TASK PROMPT »
Every line of the material that mentions the word "arrow" should be copied out.

----------

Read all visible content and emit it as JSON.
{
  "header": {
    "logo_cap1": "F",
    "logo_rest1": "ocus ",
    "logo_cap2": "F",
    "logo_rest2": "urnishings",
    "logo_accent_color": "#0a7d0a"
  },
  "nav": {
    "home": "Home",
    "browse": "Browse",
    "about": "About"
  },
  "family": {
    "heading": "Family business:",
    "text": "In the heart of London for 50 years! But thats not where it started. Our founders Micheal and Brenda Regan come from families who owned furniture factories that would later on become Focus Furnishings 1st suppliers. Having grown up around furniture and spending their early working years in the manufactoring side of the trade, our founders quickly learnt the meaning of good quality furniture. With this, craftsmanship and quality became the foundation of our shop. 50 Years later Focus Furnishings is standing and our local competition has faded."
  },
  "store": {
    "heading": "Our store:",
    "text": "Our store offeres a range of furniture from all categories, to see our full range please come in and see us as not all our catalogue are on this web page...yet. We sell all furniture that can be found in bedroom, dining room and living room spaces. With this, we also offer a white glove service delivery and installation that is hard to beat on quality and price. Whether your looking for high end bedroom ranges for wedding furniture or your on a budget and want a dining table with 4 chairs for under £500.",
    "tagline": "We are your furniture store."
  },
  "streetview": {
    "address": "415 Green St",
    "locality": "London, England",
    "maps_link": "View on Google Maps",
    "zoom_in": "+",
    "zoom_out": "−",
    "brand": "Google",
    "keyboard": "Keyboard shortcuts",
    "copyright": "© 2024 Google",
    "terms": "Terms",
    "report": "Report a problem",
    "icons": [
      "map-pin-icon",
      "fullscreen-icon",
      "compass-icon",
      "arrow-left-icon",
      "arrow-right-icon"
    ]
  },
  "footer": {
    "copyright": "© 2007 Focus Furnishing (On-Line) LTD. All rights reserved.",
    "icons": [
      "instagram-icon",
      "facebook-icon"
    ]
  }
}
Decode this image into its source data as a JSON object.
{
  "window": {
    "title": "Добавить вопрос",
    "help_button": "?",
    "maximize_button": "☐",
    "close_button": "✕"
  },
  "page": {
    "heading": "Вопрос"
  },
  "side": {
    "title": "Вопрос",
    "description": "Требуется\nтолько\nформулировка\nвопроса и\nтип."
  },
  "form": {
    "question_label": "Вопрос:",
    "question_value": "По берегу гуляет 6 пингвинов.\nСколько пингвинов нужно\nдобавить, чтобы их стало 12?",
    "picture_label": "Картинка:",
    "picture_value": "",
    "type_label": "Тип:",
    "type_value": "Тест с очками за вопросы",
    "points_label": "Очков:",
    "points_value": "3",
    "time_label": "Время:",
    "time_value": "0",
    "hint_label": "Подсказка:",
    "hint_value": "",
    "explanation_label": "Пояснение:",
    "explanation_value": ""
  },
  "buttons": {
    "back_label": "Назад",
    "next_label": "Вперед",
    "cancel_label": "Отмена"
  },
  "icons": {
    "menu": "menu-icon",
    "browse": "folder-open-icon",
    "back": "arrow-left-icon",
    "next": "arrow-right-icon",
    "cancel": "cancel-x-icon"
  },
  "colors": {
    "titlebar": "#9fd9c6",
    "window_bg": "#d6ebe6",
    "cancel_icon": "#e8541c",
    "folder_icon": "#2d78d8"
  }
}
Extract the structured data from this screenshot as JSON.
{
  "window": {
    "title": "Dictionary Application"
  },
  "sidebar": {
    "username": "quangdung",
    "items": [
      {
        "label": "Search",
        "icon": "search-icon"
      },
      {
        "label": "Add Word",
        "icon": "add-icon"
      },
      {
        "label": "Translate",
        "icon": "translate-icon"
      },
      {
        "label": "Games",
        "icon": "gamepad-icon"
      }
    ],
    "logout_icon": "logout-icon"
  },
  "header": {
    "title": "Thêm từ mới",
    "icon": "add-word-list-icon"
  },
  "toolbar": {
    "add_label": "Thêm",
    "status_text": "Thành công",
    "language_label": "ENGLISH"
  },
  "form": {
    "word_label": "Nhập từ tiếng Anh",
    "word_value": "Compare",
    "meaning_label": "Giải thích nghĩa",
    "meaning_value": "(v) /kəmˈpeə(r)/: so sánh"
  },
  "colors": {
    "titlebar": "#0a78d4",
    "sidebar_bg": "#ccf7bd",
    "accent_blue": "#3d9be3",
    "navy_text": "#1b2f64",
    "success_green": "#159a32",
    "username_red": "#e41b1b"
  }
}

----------

RESULT FOR THIS EXERCISE »
      "arrow-left-icon",
      "arrow-right-icon"
    "back": "arrow-left-icon",
    "next": "arrow-right-icon",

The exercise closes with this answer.